by Kerry Fitz-Gerald
It’s that time of year again, when law students head to summer jobs and recent grads start thinking about practicing law, not just studying it. In hopes of providing a little confidence boost (plus some practical research instruction), the librarians at the UW and SU have once again teamed up to present a half-day free training program for interested students. In order to accommodate students’ schedules, the program is offered twice.
Our first session was held May 18. About 40 participants were treated to a series of presentations covering Legal Research in the Real World, Washington and Federal Legislative Research, Lawyer’s Practice Materials and Washington and Federal Regulatory Research. Evaluations were positive, with participants saying that they can certainly see how this material will be useful for their work.
For those unable to make the first offering, the program will be offered again at the University of Washington on June 15 from 12:45 until 5pm.
by Kerry Fitz-Gerald
Yes, it’s that time of the year again. The law librarians of Seattle University and the University of Washington are offering a free, half-day legal research workshop to help prepare students for summer work. Two identical sessions, one at each university, will cover topics such as Legal Research in the Real World, Washington and Federal Legislative Research, and Lawyer’s Practice Materials.
The first session will be held at Seattle University on Wednesday, May 18, from 8:30 to 12:45. The second session will be held at the University of Washington on Wednesday June 15, from 12:45 until 5:00.
For more information or to register, click here.
by Erin Hoffrance
I had the opportunity to attend the 2011 LLOPS Professional Development Workshop held at the Seattle University School of Law Annex. And I have to say, what a great location! It was also the first time in two years that I was able to enjoy the program without the stress of being a member of the Professional Development Committee. The first session, Mining SEC Documents, was led by Elizabeth Osborne, who is very knowledgeable about the world of the SEC, filings, documents, etc. Her handout listed definitions of the most common SEC documents, and she discussed the types of information you can find within each type of document. This is truly great information for those reference requests I receive to research public companies. For instance, the 8-K has unusual events, so it might be beneficial to monitor those for any types of changes that occur between 10-K and 10-Q filings. The Workshop attendees had many questions for Elizabeth, and she answered them all quickly with her wealth of knowledge and handy tips. Continue reading 'Great Ideas for March: 2011 LLOPS Workshop'»

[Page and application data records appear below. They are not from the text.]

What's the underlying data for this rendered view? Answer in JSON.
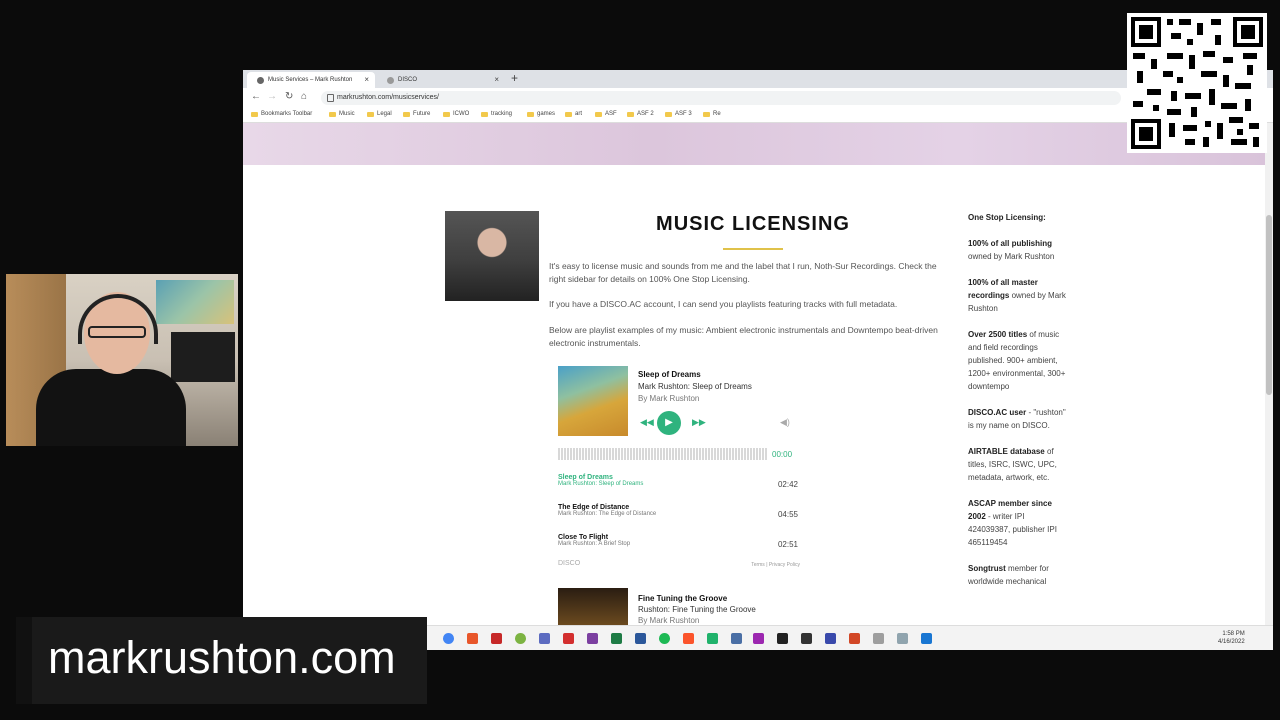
{
  "browser": {
    "tabs": [
      {
        "label": "Music Services – Mark Rushton",
        "active": true
      },
      {
        "label": "DISCO",
        "active": false
      }
    ],
    "url": "markrushton.com/musicservices/",
    "bookmarks": [
      "Bookmarks Toolbar",
      "Music",
      "Legal",
      "Future",
      "ICWO",
      "tracking",
      "games",
      "art",
      "ASF",
      "ASF 2",
      "ASF 3",
      "Re"
    ]
  },
  "page": {
    "title": "MUSIC LICENSING",
    "intro": "It's easy to license music and sounds from me and the label that I run, Noth-Sur Recordings.  Check the right sidebar for details on 100% One Stop Licensing.",
    "disco_para": "If you have a DISCO.AC account, I can send you playlists featuring tracks with full metadata.",
    "playlist_para": "Below are playlist examples of my music:  Ambient electronic instrumentals and Downtempo beat-driven electronic instrumentals."
  },
  "player1": {
    "title": "Sleep of Dreams",
    "subtitle": "Mark Rushton: Sleep of Dreams",
    "by": "By Mark Rushton",
    "time": "00:00",
    "tracks": [
      {
        "title": "Sleep of Dreams",
        "sub": "Mark Rushton: Sleep of Dreams",
        "dur": "02:42",
        "active": true
      },
      {
        "title": "The Edge of Distance",
        "sub": "Mark Rushton: The Edge of Distance",
        "dur": "04:55",
        "active": false
      },
      {
        "title": "Close To Flight",
        "sub": "Mark Rushton: A Brief Stop",
        "dur": "02:51",
        "active": false
      }
    ],
    "brand": "DISCO",
    "footer": "Terms | Privacy Policy"
  },
  "player2": {
    "title": "Fine Tuning the Groove",
    "subtitle": "Rushton: Fine Tuning the Groove",
    "by": "By Mark Rushton"
  },
  "sidebar": {
    "heading": "One Stop Licensing:",
    "p1_bold": "100% of all publishing",
    "p1_rest": " owned by Mark Rushton",
    "p2_bold": "100% of all master recordings",
    "p2_rest": " owned by Mark Rushton",
    "p3_bold": "Over 2500 titles",
    "p3_rest": " of music and field recordings published. 900+ ambient, 1200+ environmental, 300+ downtempo",
    "p4_bold": "DISCO.AC user",
    "p4_rest": " - \"rushton\" is my name on DISCO.",
    "p5_bold": "AIRTABLE database",
    "p5_rest": " of titles, ISRC, ISWC, UPC, metadata, artwork, etc.",
    "p6_bold": "ASCAP member since 2002",
    "p6_rest": " - writer IPI 424039387, publisher IPI 465119454",
    "p7_bold": "Songtrust",
    "p7_rest": " member for worldwide mechanical"
  },
  "taskbar": {
    "time": "1:58 PM",
    "date": "4/16/2022"
  },
  "caption": "markrushton.com",
  "colors": {
    "accent_green": "#2fb37e",
    "gold_line": "#e0c24a"
  }
}
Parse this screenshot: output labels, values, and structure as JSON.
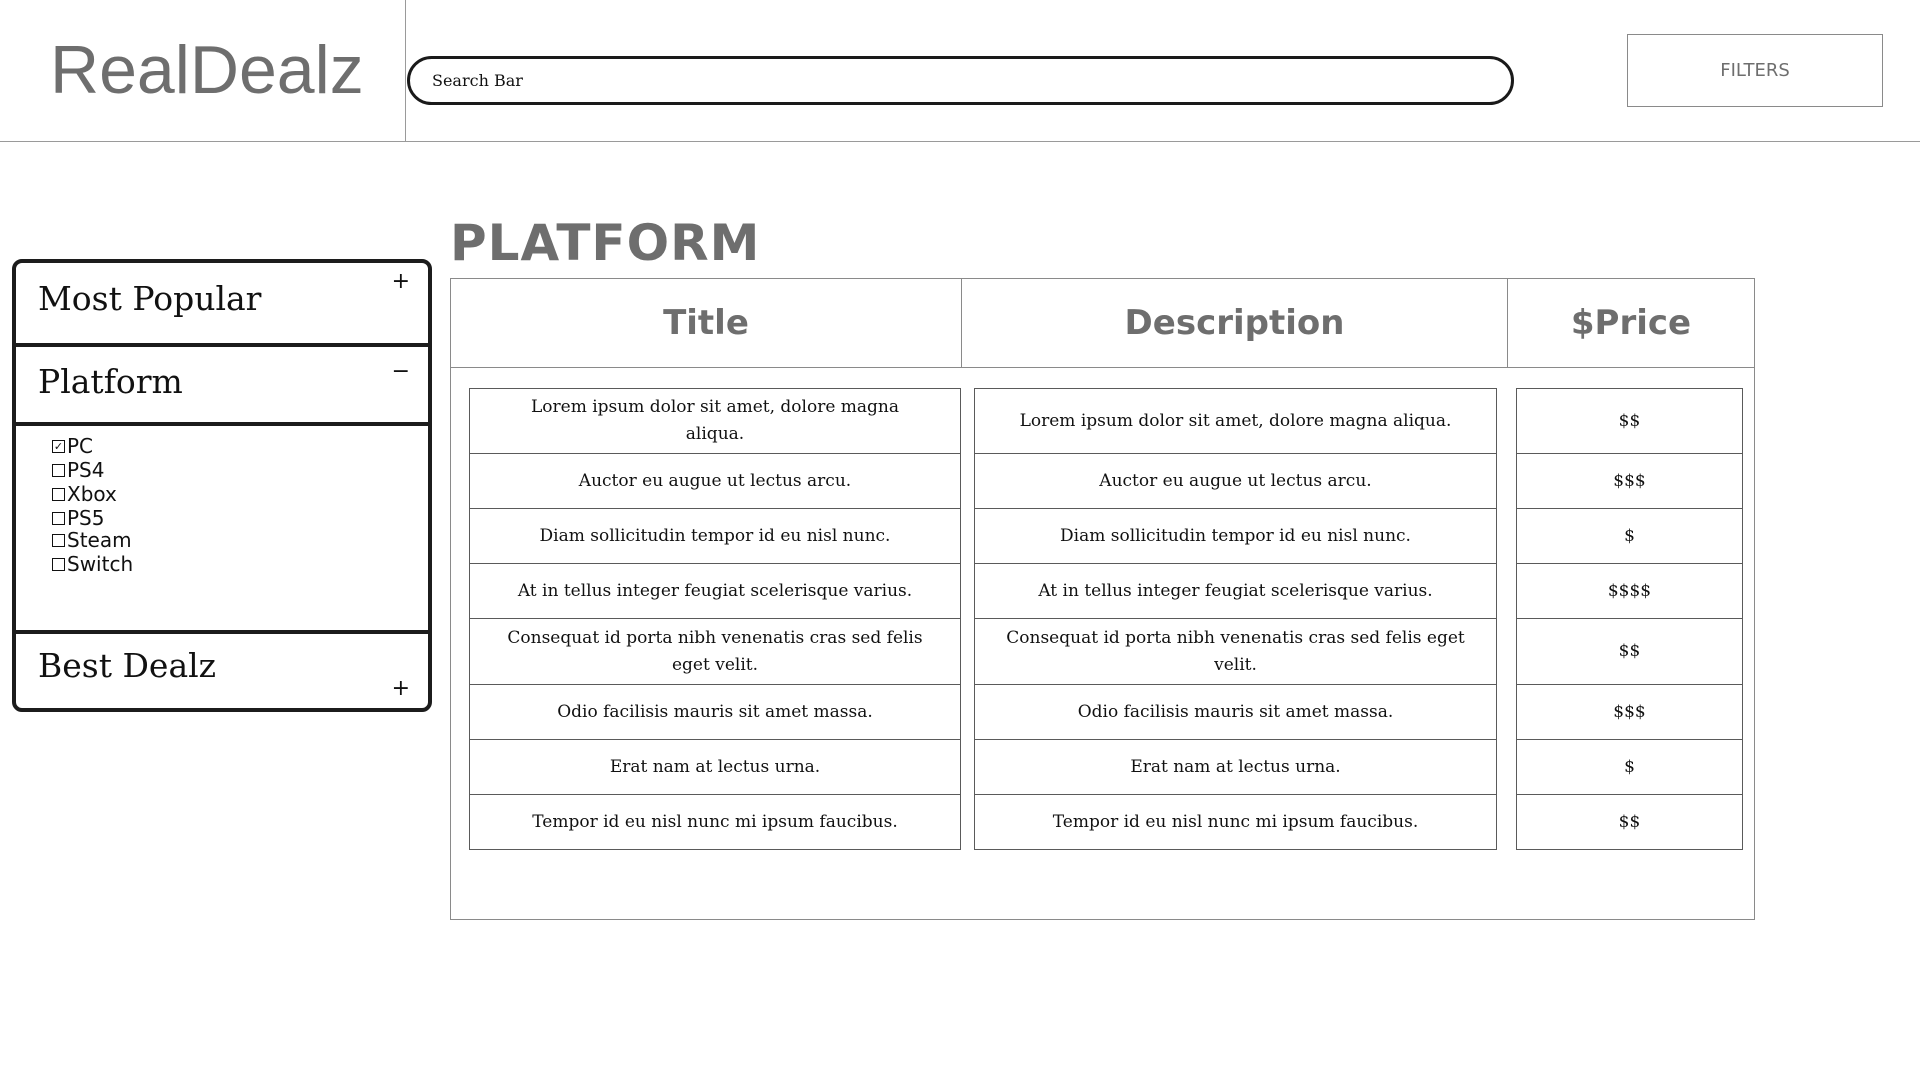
{
  "header": {
    "logo": "RealDealz",
    "search": {
      "placeholder": "Search Bar",
      "value": ""
    },
    "filters_label": "FILTERS"
  },
  "sidebar": {
    "sections": [
      {
        "label": "Most Popular",
        "toggle": "+"
      },
      {
        "label": "Platform",
        "toggle": "−"
      },
      {
        "label": "Best Dealz",
        "toggle": "+"
      }
    ],
    "platforms": [
      {
        "label": "PC",
        "checked": true
      },
      {
        "label": "PS4",
        "checked": false
      },
      {
        "label": "Xbox",
        "checked": false
      },
      {
        "label": "PS5",
        "checked": false
      },
      {
        "label": "Steam",
        "checked": false
      },
      {
        "label": "Switch",
        "checked": false
      }
    ]
  },
  "main": {
    "section_title": "PLATFORM",
    "columns": {
      "title": "Title",
      "description": "Description",
      "price": "$Price"
    },
    "rows": [
      {
        "title": "Lorem ipsum dolor sit amet, dolore magna aliqua.",
        "description": "Lorem ipsum dolor sit amet, dolore magna aliqua.",
        "price": "$$"
      },
      {
        "title": "Auctor eu augue ut lectus arcu.",
        "description": "Auctor eu augue ut lectus arcu.",
        "price": "$$$"
      },
      {
        "title": "Diam sollicitudin tempor id eu nisl nunc.",
        "description": "Diam sollicitudin tempor id eu nisl nunc.",
        "price": "$"
      },
      {
        "title": "At in tellus integer feugiat scelerisque varius.",
        "description": "At in tellus integer feugiat scelerisque varius.",
        "price": "$$$$"
      },
      {
        "title": "Consequat id porta nibh venenatis cras sed felis eget velit.",
        "description": "Consequat id porta nibh venenatis cras sed felis eget velit.",
        "price": "$$"
      },
      {
        "title": "Odio facilisis mauris sit amet massa.",
        "description": "Odio facilisis mauris sit amet massa.",
        "price": "$$$"
      },
      {
        "title": "Erat nam at lectus urna.",
        "description": "Erat nam at lectus urna.",
        "price": "$"
      },
      {
        "title": "Tempor id eu nisl nunc mi ipsum faucibus.",
        "description": "Tempor id eu nisl nunc mi ipsum faucibus.",
        "price": "$$"
      }
    ]
  }
}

Planning for the annual professional development workshop is well underway, and we’re very excited about the program that we’re putting together. Registration will open in mid-February; we hope that we’ll see you all March 15th at the Seattle University School of Law Annex for what promises to be an informative and interesting day of programming.
Program descriptions are not yet finalized, but below is a sneak preview of what is being planned.
Managing Electronic Resources: The rapid increase in the availability of resources in electronic formats has created many new resource management challenges for libraries. Chris Mulready, acquisitions librarian at Boeing, will address issues including cataloging, access and serial control. Continue reading 'Professional Development Workshop: March 15th'»
by Karen Helde
The programs at this year’s WestPac Annual Meeting raised a number of provocative questions. Can you use superheroes and comic books to teach law school students concepts of law and justice? Do popular films provide a forum to work out knotty social and legal issues like the definition of marriage? Does WestlawNext mean the end of the world as we know it? Continue reading 'Wine Law: A Tasting'»
by Kate Stockert
Do you have a family member notorious for passing along newspaper clippings of various sorts? Both my aunt and mother clip articles for me in seemingly greater volume than the GPO spits out Federal Register pages. I get at least two copies of every article that might be of interest to me, sometimes more if it relates to libraries. Recently my aunt sent me a clipping about Seattle Public Library’s event “The User Experience in the 21sth Century Library” which piqued my interest.
The event took place on Saturday, June 12th and offered the perfect mix of thought-provoking, riveting, and humorous dialogue. Moderated by Virginia Anderson, a member of the Library’s Strategic Planning Advisory Committee, the panel seated four participants: Joan Frye Williams, a “library futurist” and consultant; George Needham, a library consultant and VP at OCLC; Robert Spector, a published author and expert on customer service; and Tim Pfeiffer, Senior VP of Store Design at Starbucks.
Continue reading 'Review: “The User Experience in the 21st Century Library”'»
by Barbara Swatt Engstrom
Where to begin with a review of this spring’s American Society of International Law conference? Maybe with how hard it is to choose just one program to attend for any given time slot when two others look equally interesting; or the keynote speech that made major national news; or how the panelists engage in real debate on issues; or maybe how nice it is to be in Washington D.C. in the springtime?
Well, it turns out that springtime in D.C. was a lot like springtime in Seattle. Cold and rainy. Maybe it was the all the snow they got this winter, but the cherry blossoms weren’t quite there yet. In the long run, I didn’t have much time for wandering around among the cherry blossoms anyway because the conference schedule was packed.
Continue reading 'Springtime at the ASIL Conference'»